··· Task material

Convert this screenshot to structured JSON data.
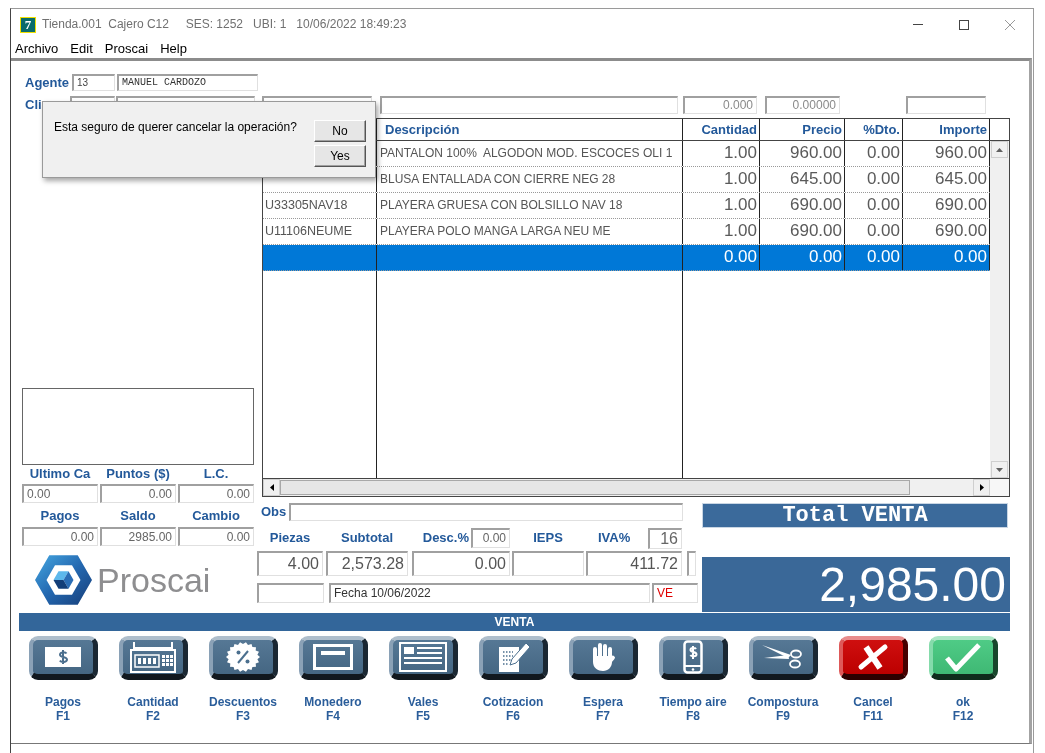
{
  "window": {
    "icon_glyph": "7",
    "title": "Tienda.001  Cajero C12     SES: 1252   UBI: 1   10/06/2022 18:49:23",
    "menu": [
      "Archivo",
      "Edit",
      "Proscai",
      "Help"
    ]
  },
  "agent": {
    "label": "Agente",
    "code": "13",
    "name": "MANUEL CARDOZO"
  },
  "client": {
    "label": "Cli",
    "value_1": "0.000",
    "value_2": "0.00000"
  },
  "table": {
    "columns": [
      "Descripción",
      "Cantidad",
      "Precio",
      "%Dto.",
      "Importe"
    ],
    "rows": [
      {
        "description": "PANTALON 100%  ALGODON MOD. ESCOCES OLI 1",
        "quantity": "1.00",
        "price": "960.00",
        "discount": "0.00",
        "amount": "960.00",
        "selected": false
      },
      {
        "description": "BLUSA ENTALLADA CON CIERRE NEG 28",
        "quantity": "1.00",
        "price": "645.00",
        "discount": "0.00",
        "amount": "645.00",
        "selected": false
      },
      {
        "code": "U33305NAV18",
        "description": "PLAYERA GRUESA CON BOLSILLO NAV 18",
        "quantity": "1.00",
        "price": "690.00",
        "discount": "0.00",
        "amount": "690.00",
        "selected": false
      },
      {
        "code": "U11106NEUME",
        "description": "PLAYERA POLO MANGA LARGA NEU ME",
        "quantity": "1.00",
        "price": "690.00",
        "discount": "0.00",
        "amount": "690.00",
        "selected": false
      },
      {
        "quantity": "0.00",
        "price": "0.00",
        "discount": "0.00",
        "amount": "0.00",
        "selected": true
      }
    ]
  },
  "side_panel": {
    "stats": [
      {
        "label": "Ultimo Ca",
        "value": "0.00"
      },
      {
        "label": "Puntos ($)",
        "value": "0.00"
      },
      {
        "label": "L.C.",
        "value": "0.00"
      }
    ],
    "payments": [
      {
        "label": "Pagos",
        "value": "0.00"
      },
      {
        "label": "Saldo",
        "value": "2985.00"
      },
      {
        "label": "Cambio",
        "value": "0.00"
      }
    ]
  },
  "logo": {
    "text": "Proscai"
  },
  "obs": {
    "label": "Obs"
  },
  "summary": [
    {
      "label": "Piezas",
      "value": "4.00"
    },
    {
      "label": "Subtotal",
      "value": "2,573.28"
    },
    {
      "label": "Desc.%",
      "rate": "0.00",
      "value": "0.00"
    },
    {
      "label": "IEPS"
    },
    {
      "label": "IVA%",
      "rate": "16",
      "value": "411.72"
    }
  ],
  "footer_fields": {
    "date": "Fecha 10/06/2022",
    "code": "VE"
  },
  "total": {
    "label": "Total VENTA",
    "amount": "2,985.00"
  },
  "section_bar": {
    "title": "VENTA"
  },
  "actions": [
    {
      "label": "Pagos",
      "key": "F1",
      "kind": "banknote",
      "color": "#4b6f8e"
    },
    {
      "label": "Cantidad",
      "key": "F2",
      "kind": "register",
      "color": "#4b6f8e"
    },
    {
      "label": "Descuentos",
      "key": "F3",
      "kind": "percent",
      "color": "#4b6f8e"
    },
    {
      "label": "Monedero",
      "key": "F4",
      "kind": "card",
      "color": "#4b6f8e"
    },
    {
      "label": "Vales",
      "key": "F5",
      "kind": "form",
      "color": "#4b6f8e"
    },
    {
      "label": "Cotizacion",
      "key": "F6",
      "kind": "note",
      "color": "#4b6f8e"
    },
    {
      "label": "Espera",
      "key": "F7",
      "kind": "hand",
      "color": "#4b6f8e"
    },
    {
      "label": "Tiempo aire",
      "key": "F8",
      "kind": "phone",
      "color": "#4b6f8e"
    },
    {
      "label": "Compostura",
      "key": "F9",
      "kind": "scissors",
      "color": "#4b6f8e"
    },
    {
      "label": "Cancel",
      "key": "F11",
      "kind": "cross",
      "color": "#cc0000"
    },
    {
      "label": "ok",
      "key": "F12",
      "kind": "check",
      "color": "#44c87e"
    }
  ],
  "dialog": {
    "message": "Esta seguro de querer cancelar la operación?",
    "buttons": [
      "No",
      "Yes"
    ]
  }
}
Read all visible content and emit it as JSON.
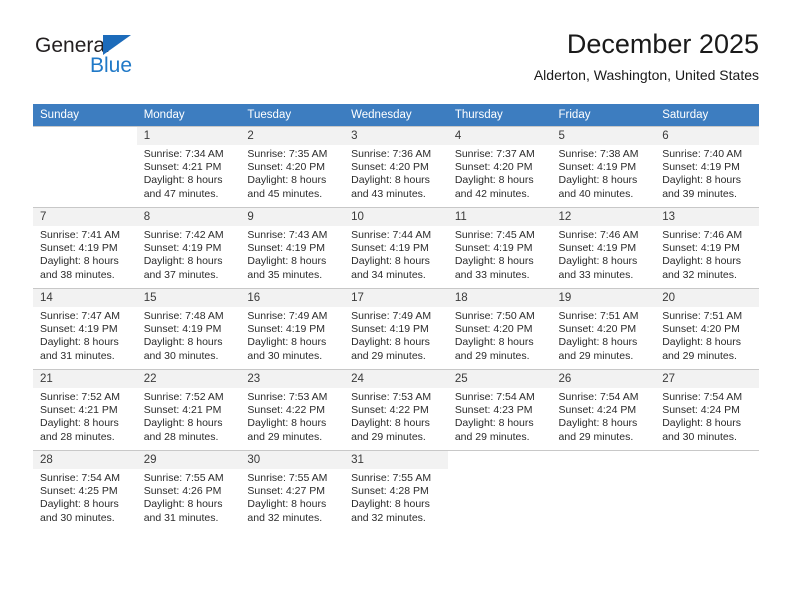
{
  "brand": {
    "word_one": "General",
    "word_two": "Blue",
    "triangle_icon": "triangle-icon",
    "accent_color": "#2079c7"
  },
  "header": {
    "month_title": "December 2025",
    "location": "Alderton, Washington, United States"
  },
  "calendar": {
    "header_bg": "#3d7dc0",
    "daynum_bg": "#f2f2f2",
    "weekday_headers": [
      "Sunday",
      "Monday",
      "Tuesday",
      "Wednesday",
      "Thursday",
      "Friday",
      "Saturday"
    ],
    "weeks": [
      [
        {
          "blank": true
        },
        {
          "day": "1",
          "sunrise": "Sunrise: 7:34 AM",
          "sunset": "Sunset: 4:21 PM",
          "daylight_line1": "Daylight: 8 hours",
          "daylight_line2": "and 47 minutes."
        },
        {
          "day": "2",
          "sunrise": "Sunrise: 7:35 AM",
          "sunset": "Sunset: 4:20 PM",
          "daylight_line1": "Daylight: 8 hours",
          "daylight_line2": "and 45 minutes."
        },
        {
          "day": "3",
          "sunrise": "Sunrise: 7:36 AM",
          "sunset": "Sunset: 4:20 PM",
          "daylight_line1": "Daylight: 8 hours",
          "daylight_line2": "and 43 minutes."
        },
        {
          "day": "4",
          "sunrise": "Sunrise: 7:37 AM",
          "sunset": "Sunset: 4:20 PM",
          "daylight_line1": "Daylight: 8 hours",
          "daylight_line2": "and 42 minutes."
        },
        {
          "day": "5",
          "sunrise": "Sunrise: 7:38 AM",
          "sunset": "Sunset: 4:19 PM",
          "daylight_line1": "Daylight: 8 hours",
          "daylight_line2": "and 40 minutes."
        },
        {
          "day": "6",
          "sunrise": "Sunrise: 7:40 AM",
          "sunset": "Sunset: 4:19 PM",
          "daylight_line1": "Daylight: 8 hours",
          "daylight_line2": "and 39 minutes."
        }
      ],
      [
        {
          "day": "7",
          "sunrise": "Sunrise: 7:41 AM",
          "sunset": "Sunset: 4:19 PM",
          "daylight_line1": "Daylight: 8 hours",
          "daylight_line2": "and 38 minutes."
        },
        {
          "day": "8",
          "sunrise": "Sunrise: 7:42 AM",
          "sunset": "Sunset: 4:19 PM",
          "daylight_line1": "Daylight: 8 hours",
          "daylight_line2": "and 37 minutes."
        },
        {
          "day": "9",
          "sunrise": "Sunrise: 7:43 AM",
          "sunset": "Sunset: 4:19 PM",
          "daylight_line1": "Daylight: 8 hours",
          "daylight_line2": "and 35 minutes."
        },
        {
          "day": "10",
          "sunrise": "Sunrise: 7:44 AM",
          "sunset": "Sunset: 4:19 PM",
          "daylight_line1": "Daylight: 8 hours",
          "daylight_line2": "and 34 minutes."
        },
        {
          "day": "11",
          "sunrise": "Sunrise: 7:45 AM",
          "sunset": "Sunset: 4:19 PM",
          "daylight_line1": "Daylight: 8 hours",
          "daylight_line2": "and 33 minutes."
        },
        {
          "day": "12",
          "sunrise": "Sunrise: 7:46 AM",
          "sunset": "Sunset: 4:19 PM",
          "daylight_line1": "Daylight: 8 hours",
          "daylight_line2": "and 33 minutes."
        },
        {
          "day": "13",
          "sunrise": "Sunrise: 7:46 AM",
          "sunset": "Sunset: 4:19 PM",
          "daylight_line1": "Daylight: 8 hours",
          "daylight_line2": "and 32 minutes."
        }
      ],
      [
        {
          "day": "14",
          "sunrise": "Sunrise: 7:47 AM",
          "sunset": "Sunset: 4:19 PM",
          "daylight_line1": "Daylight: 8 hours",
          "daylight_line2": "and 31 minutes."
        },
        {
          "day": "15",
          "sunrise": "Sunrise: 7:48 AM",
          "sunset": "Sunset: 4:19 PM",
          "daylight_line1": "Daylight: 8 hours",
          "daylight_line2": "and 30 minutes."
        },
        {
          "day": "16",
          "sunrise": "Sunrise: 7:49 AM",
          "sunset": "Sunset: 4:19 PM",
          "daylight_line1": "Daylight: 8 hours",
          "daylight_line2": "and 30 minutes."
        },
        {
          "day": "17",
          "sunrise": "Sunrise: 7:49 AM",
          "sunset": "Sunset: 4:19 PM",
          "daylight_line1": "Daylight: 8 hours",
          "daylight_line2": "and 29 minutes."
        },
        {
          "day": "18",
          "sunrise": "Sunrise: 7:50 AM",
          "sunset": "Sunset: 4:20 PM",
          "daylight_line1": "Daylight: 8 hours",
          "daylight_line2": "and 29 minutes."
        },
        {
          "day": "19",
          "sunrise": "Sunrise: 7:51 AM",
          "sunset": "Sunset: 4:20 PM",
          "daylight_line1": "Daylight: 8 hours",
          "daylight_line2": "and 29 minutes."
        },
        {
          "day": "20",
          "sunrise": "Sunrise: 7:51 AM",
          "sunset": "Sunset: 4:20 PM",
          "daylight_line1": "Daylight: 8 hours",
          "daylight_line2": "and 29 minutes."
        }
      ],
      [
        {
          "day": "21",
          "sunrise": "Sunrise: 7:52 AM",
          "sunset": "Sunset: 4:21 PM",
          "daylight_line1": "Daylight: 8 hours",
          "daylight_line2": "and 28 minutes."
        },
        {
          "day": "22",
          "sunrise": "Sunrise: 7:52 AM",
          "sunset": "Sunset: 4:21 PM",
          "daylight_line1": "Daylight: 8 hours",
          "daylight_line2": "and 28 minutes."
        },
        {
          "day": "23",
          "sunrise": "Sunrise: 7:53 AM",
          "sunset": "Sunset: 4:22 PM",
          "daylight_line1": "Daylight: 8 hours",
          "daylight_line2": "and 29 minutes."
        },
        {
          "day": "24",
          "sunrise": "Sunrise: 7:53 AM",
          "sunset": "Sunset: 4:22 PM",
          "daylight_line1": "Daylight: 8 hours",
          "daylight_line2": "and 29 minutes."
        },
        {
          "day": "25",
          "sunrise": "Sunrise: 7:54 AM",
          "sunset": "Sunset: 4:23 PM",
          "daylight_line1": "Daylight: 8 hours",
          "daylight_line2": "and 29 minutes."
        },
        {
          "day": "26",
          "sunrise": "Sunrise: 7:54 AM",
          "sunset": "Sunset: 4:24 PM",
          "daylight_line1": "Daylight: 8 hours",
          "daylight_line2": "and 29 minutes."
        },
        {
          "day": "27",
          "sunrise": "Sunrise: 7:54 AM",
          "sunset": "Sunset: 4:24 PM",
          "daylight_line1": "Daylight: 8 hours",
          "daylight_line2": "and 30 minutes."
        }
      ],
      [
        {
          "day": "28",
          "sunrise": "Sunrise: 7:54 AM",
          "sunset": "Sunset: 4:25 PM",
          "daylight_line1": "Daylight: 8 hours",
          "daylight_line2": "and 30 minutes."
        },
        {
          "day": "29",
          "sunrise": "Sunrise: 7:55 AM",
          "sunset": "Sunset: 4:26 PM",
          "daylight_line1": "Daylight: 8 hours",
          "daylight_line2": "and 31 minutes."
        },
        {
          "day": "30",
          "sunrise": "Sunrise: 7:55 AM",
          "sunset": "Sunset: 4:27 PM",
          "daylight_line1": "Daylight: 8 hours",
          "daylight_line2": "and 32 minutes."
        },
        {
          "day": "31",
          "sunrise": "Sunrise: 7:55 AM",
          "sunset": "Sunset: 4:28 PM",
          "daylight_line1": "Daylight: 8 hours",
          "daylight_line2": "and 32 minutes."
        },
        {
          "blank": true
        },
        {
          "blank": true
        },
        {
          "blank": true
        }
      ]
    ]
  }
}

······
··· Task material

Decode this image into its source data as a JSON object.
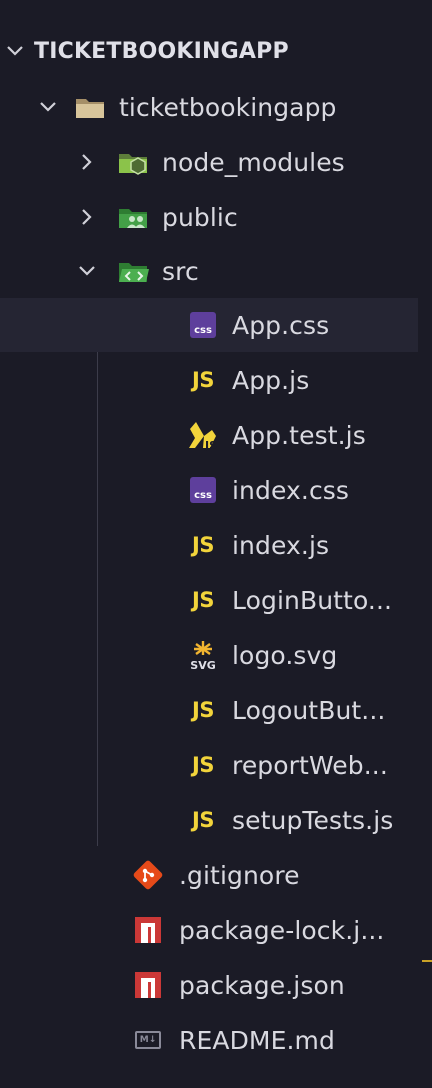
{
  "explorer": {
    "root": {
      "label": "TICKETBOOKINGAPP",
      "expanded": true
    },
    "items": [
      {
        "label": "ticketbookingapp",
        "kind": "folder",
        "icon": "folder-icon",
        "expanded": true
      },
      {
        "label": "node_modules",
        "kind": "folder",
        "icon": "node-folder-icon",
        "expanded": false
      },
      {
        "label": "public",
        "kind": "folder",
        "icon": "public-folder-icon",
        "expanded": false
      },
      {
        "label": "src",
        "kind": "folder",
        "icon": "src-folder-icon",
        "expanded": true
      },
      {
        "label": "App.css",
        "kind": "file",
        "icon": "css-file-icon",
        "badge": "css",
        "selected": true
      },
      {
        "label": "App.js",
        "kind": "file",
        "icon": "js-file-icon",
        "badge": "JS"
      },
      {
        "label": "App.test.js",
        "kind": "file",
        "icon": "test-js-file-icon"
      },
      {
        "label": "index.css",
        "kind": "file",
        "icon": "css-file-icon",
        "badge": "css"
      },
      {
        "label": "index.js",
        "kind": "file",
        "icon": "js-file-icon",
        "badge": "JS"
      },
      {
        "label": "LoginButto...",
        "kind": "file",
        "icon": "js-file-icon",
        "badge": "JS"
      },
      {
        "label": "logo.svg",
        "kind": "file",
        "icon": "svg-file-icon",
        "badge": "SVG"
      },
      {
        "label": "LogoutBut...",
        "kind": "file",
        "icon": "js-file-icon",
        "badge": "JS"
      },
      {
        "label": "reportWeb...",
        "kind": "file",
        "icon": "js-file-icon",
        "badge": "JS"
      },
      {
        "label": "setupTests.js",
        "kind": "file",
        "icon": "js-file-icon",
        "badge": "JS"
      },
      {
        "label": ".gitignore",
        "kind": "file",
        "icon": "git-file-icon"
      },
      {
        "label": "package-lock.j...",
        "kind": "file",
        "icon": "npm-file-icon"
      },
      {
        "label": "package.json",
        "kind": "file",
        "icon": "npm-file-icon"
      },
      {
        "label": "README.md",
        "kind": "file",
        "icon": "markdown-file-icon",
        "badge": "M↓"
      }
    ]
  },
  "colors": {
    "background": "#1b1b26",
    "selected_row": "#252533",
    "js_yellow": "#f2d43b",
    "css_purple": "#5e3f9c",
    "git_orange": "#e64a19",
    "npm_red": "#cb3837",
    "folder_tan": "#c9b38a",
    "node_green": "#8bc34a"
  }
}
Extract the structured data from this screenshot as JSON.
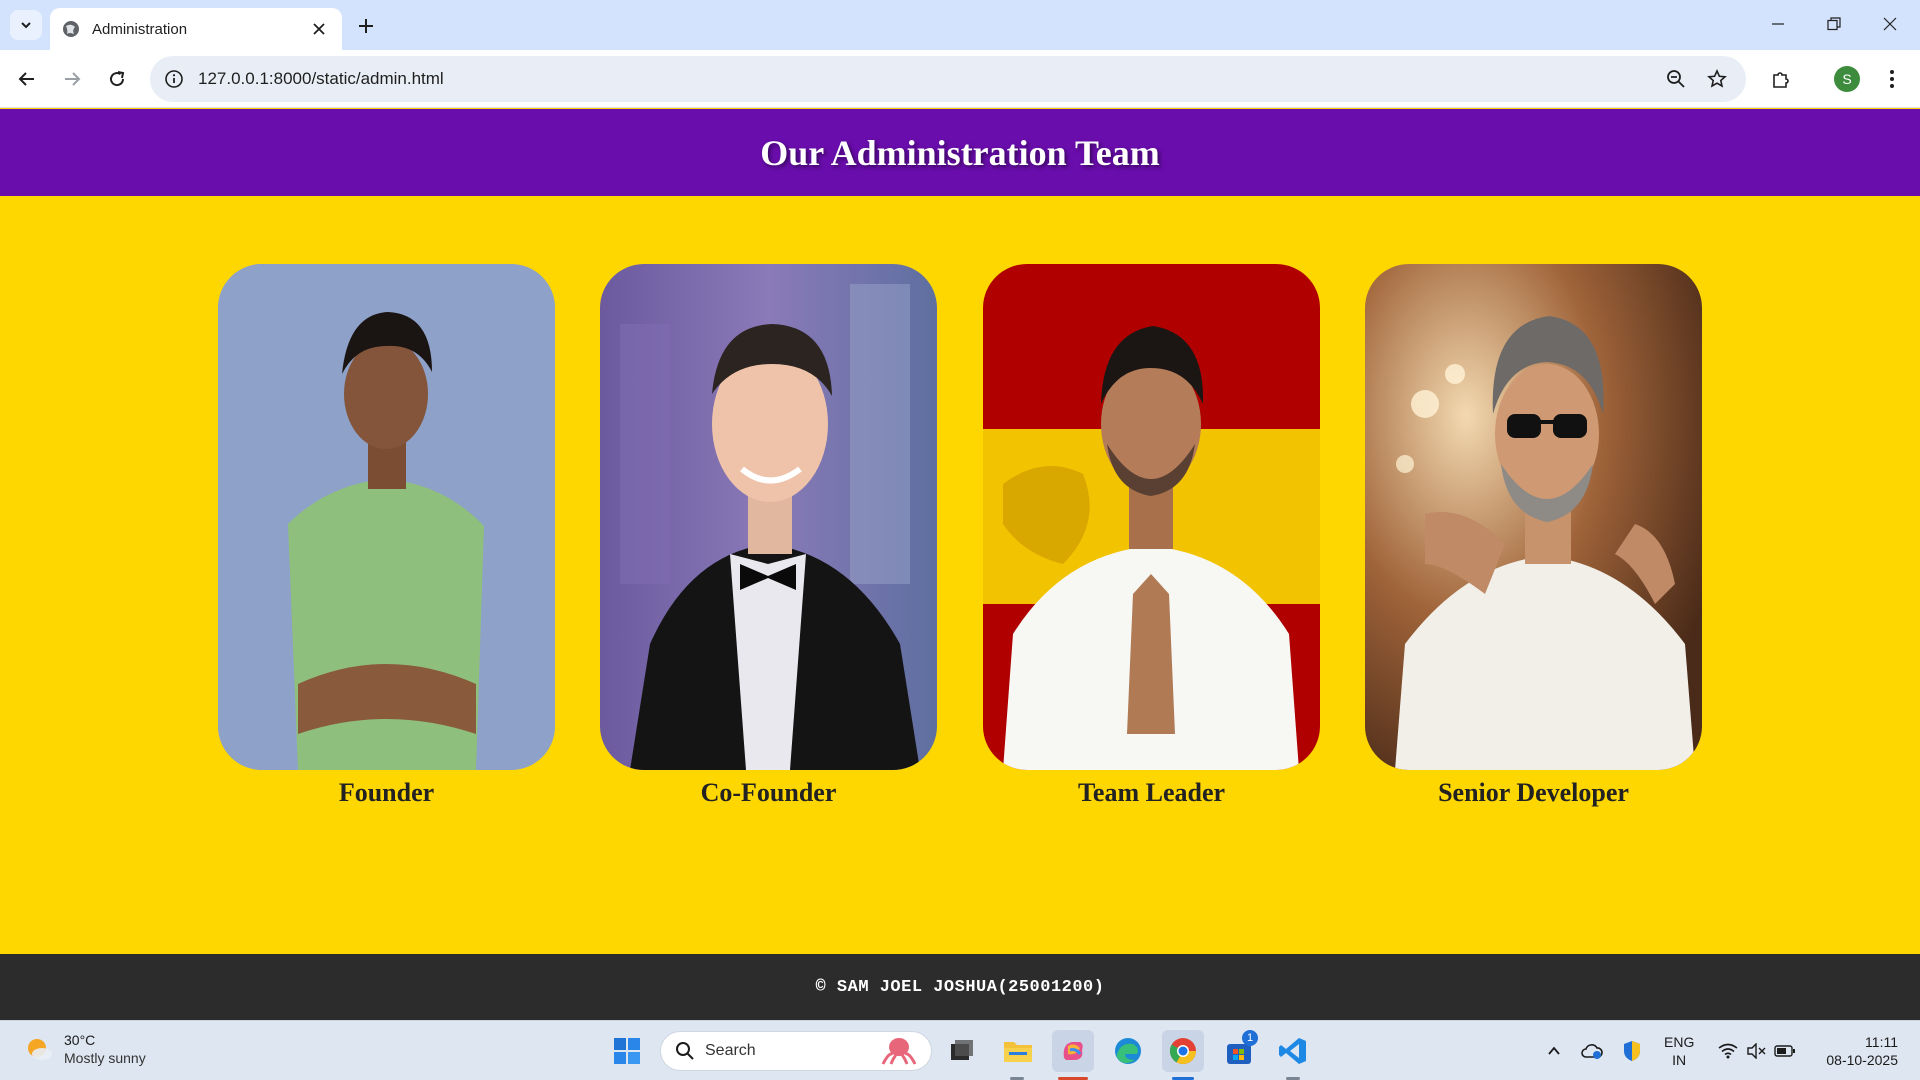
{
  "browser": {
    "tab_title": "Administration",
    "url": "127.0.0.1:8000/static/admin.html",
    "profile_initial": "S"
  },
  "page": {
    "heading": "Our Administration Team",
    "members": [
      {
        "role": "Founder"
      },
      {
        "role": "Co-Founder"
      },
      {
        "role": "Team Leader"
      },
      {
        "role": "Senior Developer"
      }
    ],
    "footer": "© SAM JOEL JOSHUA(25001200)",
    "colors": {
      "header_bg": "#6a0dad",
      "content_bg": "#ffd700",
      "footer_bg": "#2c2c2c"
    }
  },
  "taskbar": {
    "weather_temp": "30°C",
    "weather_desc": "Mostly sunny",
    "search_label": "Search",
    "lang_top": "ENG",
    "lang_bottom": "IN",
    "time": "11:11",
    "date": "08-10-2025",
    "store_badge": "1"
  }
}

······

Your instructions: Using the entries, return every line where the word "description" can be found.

Response below:
        "description": "PANTALON 100%  ALGODON MOD. ESCOCES OLI 1",
        "description": "BLUSA ENTALLADA CON CIERRE NEG 28",
        "description": "PLAYERA GRUESA CON BOLSILLO NAV 18",
        "description": "PLAYERA POLO MANGA LARGA NEU ME",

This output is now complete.